- _Exercise data_:
● ● ● ● ●

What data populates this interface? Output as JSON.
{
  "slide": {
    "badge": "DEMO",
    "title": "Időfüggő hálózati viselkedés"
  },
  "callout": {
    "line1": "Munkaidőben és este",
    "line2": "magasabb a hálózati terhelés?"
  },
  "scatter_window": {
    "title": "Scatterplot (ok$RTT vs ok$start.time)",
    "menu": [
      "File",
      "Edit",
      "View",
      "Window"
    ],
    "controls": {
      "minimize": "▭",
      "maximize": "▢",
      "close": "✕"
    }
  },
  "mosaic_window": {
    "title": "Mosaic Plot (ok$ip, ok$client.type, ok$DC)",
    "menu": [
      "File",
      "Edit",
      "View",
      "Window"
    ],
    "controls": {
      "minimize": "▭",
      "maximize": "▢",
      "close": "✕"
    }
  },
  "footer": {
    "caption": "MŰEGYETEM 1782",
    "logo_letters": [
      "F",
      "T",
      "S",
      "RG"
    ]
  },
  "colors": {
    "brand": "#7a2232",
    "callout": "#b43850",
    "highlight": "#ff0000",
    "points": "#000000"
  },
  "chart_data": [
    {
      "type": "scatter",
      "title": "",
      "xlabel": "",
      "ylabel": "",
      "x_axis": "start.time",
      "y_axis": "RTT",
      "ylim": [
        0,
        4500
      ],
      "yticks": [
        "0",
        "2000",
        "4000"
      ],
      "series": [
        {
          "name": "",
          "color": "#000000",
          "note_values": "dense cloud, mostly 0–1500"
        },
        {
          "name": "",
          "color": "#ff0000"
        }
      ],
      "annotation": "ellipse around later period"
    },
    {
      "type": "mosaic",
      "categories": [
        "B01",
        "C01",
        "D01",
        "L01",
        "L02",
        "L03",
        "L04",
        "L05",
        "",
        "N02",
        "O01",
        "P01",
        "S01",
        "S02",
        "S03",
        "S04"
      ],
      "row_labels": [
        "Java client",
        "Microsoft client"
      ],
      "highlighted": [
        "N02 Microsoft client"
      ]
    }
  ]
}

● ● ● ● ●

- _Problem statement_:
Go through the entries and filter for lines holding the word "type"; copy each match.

- _Task answer_:
    "title": "Mosaic Plot (ok$ip, ok$client.type, ok$DC)",
      "type": "scatter",
      "type": "mosaic",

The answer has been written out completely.